Work to be completed: Search the material for lines containing the word "number", and copy each one.

Information shown:
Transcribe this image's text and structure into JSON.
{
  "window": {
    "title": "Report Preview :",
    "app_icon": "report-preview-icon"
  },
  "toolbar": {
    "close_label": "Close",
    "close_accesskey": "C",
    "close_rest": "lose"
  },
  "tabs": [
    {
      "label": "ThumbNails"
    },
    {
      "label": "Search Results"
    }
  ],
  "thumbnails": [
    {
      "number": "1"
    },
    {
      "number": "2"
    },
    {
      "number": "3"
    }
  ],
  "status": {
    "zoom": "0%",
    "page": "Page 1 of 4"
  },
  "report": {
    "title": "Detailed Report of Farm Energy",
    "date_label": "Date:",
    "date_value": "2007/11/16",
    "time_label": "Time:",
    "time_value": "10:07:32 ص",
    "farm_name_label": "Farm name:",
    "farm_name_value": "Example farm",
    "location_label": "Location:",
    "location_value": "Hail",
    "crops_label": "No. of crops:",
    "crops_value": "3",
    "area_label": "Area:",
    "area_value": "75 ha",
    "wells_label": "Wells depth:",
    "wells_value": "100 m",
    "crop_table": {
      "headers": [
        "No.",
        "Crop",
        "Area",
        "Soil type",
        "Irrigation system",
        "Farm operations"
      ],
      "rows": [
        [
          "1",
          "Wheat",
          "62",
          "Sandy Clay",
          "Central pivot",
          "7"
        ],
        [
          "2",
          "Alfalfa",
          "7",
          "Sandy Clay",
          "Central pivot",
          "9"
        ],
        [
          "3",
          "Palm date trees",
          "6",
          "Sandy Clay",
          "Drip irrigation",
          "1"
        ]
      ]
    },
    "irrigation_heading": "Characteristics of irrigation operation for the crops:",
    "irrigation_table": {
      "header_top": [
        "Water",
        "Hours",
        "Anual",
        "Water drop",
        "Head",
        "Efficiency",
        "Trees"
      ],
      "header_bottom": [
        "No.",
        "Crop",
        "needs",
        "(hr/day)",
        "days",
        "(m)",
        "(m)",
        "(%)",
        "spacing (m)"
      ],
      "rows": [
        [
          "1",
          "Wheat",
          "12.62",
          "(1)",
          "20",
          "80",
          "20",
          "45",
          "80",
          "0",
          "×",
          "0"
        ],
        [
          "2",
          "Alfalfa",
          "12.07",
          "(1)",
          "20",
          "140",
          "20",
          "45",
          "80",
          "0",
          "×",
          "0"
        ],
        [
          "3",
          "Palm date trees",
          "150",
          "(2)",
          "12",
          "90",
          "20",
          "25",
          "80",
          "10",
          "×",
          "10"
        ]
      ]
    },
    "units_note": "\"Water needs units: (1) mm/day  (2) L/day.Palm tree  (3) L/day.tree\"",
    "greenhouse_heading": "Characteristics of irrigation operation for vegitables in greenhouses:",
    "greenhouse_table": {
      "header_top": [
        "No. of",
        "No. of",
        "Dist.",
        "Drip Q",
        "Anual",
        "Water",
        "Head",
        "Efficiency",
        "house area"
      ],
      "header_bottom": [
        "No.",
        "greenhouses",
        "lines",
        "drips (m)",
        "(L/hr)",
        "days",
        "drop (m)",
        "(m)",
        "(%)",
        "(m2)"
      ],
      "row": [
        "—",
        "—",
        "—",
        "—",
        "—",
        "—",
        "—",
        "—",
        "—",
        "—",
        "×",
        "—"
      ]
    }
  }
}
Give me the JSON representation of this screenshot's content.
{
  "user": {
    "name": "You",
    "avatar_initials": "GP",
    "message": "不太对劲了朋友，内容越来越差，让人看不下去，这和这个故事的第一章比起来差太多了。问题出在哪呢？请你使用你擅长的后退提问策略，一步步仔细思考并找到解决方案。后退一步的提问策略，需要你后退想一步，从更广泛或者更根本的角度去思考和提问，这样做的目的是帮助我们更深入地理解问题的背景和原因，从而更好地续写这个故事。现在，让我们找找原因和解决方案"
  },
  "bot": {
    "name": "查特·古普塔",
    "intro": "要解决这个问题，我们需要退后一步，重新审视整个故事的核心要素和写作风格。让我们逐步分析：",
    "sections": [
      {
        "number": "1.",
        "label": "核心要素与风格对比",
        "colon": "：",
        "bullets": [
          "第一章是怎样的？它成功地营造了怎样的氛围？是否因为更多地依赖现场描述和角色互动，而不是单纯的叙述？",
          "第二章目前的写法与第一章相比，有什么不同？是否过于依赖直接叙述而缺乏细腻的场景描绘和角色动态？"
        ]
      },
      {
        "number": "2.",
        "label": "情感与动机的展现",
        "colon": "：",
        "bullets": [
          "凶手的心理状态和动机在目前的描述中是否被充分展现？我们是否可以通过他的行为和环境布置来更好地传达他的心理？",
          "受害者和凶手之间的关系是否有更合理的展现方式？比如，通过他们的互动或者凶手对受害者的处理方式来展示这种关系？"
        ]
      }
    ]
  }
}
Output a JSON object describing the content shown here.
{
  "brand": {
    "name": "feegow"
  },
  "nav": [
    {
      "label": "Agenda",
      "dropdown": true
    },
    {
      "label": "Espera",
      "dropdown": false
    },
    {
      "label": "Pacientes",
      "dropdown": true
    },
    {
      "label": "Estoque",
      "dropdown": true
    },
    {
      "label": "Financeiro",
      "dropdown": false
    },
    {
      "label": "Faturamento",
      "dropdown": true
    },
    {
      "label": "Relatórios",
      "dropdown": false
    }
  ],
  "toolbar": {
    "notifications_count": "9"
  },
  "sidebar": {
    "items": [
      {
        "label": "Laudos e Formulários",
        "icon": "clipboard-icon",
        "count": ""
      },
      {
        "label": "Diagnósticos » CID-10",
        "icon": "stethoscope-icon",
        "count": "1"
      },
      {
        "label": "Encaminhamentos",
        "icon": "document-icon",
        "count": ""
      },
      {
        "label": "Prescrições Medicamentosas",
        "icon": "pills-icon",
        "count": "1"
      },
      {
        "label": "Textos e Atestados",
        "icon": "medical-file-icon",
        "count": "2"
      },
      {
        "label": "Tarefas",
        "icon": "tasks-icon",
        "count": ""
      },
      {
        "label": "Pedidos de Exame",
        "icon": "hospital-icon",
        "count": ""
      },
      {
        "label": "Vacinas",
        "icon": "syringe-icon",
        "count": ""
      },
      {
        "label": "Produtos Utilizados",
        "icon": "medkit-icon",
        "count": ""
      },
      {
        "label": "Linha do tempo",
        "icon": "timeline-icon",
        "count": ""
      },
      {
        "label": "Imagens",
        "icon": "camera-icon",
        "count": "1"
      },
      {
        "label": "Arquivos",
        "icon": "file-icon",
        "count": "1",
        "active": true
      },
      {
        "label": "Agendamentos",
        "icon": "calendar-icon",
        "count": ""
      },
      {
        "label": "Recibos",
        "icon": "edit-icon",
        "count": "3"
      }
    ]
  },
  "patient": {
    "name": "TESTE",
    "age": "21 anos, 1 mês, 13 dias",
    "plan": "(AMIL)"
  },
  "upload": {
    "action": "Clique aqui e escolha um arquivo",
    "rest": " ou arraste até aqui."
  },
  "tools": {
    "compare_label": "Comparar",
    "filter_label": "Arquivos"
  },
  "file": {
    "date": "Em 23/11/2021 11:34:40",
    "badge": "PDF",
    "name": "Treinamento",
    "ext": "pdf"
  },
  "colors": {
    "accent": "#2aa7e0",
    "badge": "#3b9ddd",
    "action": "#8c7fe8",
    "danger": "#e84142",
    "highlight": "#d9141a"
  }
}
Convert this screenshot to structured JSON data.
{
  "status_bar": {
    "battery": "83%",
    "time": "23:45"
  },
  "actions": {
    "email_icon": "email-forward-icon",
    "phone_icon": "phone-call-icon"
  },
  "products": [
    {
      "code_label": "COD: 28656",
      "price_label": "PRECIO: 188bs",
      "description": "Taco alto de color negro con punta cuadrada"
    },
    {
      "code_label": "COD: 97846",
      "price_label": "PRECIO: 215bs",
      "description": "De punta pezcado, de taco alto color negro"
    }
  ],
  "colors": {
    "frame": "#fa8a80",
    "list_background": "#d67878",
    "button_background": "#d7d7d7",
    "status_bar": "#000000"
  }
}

Your solution:
      "number": "1"
      "number": "2"
      "number": "3"
        "number": "1.",
        "number": "2.",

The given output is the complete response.